*** The data ***

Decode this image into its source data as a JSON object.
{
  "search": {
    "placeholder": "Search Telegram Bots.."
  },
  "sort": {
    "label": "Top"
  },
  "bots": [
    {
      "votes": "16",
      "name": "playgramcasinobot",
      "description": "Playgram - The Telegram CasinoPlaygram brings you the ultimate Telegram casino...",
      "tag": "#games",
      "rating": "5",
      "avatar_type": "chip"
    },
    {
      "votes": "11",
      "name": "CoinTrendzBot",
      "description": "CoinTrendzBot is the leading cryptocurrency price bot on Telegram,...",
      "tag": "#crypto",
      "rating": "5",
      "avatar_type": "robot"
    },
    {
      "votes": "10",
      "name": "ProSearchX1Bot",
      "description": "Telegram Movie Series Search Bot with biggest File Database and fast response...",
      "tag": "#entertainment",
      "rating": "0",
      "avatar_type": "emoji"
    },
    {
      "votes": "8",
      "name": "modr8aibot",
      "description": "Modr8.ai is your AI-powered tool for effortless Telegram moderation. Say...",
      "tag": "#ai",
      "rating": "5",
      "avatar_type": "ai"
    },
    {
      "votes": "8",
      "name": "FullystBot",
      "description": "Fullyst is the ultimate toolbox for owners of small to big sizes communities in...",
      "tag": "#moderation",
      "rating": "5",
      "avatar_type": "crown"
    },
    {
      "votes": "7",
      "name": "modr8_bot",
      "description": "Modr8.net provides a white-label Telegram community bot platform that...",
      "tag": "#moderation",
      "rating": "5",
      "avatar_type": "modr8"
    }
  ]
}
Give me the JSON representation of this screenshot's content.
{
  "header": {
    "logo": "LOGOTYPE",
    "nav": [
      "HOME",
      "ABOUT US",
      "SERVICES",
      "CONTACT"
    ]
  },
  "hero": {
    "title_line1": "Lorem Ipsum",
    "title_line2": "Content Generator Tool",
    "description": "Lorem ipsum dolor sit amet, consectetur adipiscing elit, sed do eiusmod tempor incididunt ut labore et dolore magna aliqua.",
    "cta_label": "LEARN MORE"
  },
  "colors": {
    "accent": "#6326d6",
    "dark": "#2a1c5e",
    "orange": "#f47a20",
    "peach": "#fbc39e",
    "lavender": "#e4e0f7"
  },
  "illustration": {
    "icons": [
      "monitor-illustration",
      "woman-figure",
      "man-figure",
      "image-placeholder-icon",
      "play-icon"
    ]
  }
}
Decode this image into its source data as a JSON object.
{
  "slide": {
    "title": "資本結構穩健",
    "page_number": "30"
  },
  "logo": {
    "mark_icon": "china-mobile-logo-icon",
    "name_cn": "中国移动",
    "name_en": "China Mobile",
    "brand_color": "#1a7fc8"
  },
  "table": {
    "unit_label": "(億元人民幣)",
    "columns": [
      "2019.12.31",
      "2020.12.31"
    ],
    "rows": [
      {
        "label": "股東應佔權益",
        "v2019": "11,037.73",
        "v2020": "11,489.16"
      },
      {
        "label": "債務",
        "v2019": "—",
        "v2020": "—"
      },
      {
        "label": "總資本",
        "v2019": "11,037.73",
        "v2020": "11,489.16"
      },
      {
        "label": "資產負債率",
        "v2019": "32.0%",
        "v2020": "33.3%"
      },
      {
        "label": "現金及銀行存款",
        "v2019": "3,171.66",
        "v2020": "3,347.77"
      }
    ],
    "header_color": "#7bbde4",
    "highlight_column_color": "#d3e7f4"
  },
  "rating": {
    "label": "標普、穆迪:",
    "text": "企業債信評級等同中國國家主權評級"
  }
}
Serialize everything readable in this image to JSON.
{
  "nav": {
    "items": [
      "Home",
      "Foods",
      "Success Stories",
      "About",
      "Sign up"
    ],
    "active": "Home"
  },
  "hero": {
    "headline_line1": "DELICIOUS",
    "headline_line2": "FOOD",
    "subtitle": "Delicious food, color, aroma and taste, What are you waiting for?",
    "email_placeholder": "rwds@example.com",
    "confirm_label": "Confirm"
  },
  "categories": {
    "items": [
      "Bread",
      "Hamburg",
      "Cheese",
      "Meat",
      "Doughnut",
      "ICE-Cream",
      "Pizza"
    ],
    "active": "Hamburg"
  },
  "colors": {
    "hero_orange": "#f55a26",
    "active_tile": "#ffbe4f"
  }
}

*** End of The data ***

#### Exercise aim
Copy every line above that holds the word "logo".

#### Response area
    "logo": "LOGOTYPE",
  "logo": {
    "mark_icon": "china-mobile-logo-icon",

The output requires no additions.